An audit of Metro Vancouver’s Transit Police has concluded the force is “effective” and achieved a sharp drop in violent crime rates on the transit system since 2008.
The largely upbeat review, conducted by the Vancouver Police Department at the transit force’s request, also flags high overtime costs and includes a series of recommendations to improve policing of the SkyTrain and bus system.
It generally credits a “back to basics” approach to beat policing to ensure a visible police presence on the SkyTrain system.
The report found transit system violent crime fell 13.4 per cent from 2008 to 2010 and dropped nearly 20 per cent on SkyTrain’s Expo and Millennium lines.
That was faster than the decline in violent crime in nearby cities like Vancouver and Surrey, but property crime rates on transit lines didn’t drop as fast.
The report recommends Transit Police establish permanent foot patrols to target the most crime-ridden SkyTrain stations and bus loops, target park-and-ride lots during the day when car thieves know cars will be parked for long periods and that officers target problem night bus routes from 2 to 4 a.m.
It also advises the force to focus on SkyTrain lines, where the crime rate is much higher than on buses.
Activation of SkyTrain station fare gates in 2013 will change policing, the report says, reducing the need for fare enforcement on the system.
But it warns bottlenecks of passengers lined up to get through the turnstiles may “create hostility among commuters and disorder outside fare paid zones” that will require police attention.
“The Compass Card system will exacerbate the congestion problem because transit riders will also have to tap out before they exit the station.”
Operating costs of $158,000 per officer could be lower, the report said, and it called the more than $1 million per year in overtime logged high, even taking into account higher Sunday premiums and overtime rates that are terms of officers’ union contract.

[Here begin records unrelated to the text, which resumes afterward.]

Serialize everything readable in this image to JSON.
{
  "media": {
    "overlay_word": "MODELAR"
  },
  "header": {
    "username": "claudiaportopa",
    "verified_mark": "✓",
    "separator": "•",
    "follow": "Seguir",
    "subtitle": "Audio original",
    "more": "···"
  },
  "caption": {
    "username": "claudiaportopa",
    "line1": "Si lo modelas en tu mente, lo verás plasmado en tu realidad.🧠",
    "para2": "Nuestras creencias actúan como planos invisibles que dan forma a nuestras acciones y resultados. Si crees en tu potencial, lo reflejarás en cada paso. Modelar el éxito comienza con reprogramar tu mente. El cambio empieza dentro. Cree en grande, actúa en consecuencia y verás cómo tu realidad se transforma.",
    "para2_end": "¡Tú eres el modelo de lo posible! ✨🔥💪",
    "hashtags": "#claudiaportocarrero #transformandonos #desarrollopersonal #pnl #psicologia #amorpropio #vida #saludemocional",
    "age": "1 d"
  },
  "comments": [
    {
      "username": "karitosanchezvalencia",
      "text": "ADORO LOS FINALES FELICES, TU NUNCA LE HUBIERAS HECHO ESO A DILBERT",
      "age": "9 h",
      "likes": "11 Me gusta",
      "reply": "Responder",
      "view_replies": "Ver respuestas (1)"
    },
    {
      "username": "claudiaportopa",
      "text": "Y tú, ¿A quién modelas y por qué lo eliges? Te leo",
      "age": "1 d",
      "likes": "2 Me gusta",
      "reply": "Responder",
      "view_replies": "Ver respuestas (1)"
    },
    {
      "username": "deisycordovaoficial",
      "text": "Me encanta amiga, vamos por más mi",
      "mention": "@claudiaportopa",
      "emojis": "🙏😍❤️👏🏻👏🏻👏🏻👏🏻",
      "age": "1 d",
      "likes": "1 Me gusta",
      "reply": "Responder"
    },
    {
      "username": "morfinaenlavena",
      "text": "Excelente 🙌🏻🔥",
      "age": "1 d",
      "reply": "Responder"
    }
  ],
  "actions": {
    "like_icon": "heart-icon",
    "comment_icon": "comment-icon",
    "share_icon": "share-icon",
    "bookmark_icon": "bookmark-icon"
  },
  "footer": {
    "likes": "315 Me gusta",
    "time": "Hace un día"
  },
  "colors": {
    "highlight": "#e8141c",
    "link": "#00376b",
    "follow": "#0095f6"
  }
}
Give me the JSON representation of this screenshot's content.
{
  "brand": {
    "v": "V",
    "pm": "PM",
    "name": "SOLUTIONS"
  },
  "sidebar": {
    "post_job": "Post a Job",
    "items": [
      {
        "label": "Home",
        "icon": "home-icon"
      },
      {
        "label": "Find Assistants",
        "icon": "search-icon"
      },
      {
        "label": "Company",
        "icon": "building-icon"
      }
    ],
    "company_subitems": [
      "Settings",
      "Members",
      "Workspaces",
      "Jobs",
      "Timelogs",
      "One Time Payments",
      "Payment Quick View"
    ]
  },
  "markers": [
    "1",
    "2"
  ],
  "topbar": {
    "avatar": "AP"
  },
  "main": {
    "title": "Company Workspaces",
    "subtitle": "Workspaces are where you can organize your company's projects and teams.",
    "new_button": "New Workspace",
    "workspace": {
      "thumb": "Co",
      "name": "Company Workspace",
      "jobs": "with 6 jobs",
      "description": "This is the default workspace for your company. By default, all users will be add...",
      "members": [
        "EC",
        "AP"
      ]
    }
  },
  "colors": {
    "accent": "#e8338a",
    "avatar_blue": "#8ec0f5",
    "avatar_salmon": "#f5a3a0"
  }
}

Chief Neil Dubord said overtime costs have been cut 50 per cent in the first three months of this year.
“We’re paying far closer attention to overtime management,” he said.
Three surplus patrol cars and an arrest van have also been decommissioned in response to the review.
Dubord said officers will continue to guard against fare evaders even after gates are installed because some people will still find ways to enter without paying.
Asked if the VPD-led review can be seen as fair since senior VPD officers on secondment were heading the Transit Police at the time it was commissioned, Dubord defended the decision.
“The choice was one of cost efficiency and operational experience and who had experience to do it as well,” he said. “We’re happy with the audit.”
The findings also shed light on how far the force is stretched, noting the current contingent of 167 officers, fully deployed, can patrol 14 per cent of SkyTrain or two per cent of the bus system on a typical weekday.
Canadian Taxpayers Federation B.C. director Jordan Bateman said he wishes the review had considered alternative ways of policing the transit system, using an integrated police unit modeled after IHIT or the gang task force.
“There are cheaper ways to deliver that service,” Bateman said.
“I question the effectiveness of a force that’s ramping up to spend $30 million a year. I question the value for money there.”